## Source data:
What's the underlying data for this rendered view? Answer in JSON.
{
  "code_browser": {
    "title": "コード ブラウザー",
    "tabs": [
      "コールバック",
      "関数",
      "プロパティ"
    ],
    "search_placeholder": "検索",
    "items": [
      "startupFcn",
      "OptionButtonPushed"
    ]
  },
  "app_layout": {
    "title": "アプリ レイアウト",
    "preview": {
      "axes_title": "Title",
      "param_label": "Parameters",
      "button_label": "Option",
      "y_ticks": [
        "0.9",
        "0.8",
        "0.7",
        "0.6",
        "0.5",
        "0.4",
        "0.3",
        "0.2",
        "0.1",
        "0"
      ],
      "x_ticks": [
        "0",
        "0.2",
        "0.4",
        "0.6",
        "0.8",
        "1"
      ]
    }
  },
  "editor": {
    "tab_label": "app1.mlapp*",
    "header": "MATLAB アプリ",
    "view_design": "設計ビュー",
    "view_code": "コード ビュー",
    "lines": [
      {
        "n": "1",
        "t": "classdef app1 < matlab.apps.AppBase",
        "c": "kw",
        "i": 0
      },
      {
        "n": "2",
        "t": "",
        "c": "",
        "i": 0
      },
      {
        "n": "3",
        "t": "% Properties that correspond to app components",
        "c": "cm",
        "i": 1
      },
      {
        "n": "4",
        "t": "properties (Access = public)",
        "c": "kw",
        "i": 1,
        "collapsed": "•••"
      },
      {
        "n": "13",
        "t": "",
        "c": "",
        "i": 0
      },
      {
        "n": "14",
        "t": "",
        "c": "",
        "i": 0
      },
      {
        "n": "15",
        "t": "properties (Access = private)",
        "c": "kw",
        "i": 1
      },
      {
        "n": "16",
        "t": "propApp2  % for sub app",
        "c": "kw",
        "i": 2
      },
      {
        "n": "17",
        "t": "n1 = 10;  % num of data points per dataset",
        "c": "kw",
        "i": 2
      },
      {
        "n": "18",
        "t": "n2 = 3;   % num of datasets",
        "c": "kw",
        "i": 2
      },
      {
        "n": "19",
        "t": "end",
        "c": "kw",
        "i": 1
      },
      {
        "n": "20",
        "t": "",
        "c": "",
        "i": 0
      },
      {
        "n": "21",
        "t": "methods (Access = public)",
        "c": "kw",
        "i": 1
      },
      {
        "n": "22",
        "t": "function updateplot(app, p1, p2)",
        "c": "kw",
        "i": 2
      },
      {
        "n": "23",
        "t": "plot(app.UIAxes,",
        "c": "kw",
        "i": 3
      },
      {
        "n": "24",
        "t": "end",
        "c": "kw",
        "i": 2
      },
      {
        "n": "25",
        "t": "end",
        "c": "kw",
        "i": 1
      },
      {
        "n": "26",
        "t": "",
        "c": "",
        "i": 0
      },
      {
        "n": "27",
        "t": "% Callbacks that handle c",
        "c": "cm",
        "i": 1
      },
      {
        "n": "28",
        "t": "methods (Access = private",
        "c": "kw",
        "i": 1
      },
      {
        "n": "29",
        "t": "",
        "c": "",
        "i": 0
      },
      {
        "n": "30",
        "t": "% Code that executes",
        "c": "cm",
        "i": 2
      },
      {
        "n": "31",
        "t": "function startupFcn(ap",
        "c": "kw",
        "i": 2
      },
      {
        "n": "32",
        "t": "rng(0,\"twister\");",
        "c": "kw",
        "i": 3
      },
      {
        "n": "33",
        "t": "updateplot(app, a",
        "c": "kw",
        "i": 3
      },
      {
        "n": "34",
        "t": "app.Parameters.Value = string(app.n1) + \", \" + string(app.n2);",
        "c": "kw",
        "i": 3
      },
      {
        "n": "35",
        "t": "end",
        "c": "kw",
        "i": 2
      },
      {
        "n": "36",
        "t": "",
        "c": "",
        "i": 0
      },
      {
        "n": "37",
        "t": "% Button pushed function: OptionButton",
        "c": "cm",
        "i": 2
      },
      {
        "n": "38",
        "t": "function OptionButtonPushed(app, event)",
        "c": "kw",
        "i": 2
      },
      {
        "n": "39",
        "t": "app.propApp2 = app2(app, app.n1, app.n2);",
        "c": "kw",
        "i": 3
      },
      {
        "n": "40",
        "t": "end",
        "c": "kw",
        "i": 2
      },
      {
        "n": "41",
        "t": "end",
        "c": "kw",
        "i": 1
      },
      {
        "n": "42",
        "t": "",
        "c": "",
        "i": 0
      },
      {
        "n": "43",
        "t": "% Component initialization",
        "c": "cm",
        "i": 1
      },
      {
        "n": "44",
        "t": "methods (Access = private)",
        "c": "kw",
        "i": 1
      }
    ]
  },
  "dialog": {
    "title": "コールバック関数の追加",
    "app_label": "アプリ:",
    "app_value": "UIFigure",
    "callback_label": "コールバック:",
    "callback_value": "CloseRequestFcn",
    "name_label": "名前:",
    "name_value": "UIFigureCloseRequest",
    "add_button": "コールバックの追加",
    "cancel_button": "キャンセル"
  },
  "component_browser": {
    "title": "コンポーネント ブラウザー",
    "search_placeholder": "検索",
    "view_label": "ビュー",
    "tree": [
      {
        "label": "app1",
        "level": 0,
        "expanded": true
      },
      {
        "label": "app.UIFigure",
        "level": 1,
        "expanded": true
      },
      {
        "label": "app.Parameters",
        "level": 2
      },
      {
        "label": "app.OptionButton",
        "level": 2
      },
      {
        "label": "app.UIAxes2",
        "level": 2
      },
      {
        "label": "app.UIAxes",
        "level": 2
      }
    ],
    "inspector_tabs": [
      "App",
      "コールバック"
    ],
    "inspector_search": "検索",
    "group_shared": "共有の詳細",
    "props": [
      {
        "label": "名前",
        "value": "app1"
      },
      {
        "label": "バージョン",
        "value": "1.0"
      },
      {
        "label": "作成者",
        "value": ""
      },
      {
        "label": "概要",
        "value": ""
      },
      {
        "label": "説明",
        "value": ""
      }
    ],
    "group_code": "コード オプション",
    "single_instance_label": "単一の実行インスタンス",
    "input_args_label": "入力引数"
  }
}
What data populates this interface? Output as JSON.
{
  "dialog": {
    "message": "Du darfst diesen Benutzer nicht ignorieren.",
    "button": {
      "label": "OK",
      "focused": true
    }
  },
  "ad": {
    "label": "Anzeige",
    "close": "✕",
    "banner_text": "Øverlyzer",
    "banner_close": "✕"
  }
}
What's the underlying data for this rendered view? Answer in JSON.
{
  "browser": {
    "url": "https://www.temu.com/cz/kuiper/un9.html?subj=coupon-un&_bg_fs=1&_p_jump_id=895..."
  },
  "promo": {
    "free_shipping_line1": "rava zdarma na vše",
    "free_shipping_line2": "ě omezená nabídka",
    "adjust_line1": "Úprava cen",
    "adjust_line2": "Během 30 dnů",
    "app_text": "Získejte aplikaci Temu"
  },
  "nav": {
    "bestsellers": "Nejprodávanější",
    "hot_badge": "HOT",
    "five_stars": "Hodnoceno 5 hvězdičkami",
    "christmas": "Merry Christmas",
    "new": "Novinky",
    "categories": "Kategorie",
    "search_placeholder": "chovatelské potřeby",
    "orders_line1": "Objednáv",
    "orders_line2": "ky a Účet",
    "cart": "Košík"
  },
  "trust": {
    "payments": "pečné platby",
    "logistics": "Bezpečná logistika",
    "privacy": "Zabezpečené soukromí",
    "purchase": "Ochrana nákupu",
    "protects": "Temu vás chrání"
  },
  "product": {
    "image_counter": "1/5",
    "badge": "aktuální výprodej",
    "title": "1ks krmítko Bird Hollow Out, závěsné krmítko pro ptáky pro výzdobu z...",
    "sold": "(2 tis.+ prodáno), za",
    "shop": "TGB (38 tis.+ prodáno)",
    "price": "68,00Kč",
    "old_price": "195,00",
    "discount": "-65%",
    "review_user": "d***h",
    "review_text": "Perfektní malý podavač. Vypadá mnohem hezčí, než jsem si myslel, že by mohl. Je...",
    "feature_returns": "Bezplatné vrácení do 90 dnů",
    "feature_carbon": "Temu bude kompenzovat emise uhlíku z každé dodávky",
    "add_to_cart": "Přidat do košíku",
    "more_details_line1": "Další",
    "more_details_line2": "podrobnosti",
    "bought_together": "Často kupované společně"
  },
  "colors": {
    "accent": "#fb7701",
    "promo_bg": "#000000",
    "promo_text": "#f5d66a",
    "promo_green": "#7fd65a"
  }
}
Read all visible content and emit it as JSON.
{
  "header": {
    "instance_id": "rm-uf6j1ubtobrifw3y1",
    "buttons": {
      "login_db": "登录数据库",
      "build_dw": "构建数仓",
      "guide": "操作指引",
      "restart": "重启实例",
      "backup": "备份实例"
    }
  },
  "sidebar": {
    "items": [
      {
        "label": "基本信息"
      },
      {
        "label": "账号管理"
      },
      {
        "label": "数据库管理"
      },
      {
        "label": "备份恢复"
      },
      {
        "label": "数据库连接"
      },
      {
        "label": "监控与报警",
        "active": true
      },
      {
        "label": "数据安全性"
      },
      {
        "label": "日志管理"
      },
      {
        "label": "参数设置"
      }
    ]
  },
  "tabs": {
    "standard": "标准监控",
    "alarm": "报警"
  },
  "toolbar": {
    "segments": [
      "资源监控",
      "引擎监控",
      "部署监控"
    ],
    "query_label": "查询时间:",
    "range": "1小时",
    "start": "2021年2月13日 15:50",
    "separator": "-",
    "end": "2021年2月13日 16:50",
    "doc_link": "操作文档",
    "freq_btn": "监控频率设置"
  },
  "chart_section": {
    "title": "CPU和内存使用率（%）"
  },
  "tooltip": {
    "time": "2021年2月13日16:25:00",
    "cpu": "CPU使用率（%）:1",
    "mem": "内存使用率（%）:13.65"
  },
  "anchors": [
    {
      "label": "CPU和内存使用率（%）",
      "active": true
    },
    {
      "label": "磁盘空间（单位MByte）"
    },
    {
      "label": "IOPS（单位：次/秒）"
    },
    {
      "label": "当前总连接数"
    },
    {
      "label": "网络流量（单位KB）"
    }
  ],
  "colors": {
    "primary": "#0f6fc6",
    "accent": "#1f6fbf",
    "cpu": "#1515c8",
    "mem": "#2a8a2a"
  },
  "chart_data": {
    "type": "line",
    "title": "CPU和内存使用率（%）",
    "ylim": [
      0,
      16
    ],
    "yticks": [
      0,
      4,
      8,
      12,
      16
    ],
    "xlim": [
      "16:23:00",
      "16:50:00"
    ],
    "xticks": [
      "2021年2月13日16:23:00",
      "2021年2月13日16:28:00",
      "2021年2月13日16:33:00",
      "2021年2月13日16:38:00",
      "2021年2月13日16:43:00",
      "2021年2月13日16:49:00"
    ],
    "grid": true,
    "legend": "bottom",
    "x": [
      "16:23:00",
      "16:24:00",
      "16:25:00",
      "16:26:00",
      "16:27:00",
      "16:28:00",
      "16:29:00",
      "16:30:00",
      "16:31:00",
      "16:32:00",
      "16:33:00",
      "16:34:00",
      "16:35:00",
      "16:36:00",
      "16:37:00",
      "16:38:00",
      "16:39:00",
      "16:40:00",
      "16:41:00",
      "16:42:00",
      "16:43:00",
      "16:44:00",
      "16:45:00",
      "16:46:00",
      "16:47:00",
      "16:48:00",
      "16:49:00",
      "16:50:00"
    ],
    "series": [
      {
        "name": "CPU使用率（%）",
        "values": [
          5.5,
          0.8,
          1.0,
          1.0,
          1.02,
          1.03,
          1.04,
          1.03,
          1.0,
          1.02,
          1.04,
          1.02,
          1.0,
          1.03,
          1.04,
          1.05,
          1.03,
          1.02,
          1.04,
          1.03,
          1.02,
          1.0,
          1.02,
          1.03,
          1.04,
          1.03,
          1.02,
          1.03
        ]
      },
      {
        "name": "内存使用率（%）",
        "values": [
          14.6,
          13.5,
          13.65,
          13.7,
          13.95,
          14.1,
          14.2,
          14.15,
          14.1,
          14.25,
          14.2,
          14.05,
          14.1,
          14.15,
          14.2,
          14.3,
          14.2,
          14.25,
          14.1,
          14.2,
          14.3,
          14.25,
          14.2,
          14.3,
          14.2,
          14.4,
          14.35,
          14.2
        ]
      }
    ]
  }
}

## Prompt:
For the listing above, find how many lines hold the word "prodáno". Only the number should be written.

## Task answer:
2